Cardno ChemRisk Analyzes the Risk of Autoimmune Disease Associated with Silicone Breast Implants http://www.cardnochemrisk.com/index.php?option=com_easyblog&view=entry&id=291&Itemid=2 http://www.cardnochemrisk.com/index.php?option=com_easyblog&view=entry&id=291&Itemid=2 Posted on behalf of Kevin Towle

Silicone breast implants have been used for augmentation or reconstructive breast surgeries since the 1960s. However, as their popularity skyrocketed, concerns began to arise regarding a potential link between the implants and autoimmune or connective tissue diseases. Numerous studies were conducted on this issue in the 1980s and beyond, yielding mixed results. In 1992, the FDA issued a moratorium on silicone implants for safety assessment, and this ban remained in effect until 2006. Today, silicone implants are used in 84% of breast augmentation surgeries. According to the American Society of Plastic Surgeons, there were approximately 243,600 silicone breast augmentations in 2016.
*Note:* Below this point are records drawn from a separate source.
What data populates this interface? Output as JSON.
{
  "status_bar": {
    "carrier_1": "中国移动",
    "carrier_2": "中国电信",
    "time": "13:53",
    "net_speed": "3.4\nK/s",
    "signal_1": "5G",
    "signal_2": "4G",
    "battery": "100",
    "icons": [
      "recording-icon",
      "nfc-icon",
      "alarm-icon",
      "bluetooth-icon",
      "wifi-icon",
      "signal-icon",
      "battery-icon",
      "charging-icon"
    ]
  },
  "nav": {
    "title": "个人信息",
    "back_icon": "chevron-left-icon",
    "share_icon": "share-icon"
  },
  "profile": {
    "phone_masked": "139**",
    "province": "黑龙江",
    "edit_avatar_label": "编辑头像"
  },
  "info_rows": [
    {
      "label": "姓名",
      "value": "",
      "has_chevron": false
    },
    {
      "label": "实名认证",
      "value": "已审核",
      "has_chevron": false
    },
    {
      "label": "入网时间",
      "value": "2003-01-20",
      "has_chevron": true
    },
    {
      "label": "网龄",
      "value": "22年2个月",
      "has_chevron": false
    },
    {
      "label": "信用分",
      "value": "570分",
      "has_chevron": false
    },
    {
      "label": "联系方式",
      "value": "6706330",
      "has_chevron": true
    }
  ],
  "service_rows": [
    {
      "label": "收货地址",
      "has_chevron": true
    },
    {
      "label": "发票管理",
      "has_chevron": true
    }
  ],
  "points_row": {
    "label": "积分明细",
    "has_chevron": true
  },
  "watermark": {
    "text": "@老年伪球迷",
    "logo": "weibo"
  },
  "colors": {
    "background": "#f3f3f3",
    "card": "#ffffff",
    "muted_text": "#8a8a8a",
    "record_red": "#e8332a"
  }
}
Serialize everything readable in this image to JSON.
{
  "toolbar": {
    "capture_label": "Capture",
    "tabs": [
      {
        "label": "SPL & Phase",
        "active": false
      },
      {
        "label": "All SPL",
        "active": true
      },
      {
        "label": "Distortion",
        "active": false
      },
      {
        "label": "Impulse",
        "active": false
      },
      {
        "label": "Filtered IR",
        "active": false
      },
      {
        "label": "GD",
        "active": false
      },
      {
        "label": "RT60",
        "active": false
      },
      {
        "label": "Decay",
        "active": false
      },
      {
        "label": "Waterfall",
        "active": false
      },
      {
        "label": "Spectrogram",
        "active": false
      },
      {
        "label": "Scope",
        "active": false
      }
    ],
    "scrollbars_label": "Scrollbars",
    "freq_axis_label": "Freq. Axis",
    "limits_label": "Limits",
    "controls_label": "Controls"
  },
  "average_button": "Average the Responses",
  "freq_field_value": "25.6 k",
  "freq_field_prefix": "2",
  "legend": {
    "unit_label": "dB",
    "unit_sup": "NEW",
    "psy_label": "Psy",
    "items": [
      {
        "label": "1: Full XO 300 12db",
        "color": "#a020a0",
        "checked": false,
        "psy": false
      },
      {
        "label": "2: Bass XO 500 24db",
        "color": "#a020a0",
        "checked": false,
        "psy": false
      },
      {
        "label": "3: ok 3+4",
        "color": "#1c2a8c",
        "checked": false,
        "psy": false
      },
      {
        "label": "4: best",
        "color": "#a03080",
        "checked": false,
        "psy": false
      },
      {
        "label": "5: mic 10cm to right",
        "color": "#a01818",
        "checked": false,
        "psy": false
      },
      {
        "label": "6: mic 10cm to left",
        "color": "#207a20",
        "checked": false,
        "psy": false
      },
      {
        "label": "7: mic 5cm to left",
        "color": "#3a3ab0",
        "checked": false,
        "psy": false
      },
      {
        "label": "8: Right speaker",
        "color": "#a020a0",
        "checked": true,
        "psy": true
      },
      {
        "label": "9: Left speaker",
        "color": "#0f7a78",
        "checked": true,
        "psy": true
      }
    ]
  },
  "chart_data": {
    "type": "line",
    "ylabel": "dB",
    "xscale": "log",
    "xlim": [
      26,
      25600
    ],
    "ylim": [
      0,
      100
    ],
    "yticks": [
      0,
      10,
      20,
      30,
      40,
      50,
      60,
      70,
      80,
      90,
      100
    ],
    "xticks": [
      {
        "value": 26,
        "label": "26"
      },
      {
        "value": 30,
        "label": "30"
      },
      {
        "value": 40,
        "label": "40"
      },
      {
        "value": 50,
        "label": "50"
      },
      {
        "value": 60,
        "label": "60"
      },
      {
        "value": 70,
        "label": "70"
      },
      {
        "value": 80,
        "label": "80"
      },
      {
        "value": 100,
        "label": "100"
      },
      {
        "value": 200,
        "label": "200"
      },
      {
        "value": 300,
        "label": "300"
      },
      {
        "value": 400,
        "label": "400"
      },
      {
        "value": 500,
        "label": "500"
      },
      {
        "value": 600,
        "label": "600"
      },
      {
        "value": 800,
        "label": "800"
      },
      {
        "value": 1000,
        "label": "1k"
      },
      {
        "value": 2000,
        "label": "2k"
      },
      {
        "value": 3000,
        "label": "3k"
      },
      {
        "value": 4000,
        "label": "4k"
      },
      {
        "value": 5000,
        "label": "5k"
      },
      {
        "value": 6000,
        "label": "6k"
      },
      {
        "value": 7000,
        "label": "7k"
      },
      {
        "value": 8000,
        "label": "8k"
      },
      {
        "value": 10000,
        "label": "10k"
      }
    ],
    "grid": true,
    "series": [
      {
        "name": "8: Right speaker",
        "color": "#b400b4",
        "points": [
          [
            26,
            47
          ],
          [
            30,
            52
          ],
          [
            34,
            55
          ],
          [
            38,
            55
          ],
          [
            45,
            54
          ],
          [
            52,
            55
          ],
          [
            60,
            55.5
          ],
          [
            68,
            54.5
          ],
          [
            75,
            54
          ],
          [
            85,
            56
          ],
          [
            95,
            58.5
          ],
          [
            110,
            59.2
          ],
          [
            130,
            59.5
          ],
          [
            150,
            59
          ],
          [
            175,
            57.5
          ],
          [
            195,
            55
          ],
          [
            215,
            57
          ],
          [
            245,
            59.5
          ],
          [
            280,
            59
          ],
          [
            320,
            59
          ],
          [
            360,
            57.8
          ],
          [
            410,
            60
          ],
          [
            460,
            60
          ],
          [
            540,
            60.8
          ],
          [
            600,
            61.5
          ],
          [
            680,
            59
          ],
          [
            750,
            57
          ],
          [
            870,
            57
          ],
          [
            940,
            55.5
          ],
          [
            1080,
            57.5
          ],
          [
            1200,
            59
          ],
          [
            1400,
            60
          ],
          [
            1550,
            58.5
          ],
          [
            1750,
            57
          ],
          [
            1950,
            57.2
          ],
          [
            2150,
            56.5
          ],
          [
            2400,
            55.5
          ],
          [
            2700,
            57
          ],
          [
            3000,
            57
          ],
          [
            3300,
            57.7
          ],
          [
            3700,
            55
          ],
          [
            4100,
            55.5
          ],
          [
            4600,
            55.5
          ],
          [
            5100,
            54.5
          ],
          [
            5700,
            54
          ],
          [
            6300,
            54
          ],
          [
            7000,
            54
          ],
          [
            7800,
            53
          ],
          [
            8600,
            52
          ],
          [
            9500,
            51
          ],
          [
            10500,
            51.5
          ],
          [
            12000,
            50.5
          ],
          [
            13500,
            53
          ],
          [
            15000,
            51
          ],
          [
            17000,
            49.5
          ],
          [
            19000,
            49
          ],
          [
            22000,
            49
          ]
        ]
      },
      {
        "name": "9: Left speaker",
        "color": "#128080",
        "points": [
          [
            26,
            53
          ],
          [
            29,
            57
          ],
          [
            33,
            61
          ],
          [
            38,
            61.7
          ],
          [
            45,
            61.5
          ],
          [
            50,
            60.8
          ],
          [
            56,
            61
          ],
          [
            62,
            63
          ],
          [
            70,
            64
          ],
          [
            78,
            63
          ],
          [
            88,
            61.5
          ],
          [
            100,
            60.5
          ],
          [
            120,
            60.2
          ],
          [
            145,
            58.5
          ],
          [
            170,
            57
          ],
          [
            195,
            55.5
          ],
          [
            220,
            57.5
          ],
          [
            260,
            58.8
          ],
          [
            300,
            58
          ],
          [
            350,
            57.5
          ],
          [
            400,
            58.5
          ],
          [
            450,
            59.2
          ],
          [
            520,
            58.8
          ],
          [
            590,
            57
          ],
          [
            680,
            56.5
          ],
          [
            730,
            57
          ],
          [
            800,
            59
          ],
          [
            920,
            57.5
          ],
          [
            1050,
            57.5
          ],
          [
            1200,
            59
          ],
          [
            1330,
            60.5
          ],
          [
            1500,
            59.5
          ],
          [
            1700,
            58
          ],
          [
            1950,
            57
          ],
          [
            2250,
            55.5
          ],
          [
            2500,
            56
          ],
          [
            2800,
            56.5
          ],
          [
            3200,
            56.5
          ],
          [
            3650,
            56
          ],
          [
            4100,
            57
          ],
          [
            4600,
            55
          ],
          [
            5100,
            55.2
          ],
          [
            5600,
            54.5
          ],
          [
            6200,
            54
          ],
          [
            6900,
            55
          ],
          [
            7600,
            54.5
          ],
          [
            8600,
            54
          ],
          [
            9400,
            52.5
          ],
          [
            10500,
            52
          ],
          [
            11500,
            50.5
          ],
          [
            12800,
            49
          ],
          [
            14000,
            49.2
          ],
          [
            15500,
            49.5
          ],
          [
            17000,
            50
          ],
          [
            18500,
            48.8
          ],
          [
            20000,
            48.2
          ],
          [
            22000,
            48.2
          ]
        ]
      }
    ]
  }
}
During the FDA's moratorium, in 2000, a meta-analysis was conducted that examined 20 studies between 1984 and 1999. This analysis found no association between silicone breast implants and autoimmune disease. Since then, tools for autoimmune disease diagnosis have improved. Subsequent studies utilizing these tools found positive associations in previously unexamined cohorts, which demonstrated a need for an updated meta-analysis to quantitatively measure any association between silicone implants and autoimmune disease.

In 2016, Cardno ChemRisk conducted a meta-analysis of the results of 20 cohort and nine case control studies. Silicone breast implants were associated with a non-statistically significant decreased risk for all connective tissue diseases, meta-RR 0.87 (95% CI: 0.62-1.21). When stratified by disease, silicone breast implants were associated with a non-statistically significant increased risk of sclerosis, meta-RR 1.14 (0.75-1.74), and a non-statistically significant decreased risk of rheumatoid arthritis, meta-RR 0.75 (95% CI: 0.52-1.08), and systemic lupus erythematosus, meta-RR 0.90 (95% CI: 0.43-1.87). These findings suggest that silicone breast implant exposure is not associated with autoimmune disease among women.

If you would like to receive more information on this topic, please contact Dr. Andrew Monnot. ]]>
carley.mccormick@cardno.com (Luda Kopelovich) Centers of Excellence Wed, 26 Jul 2017 21:38:20 +0000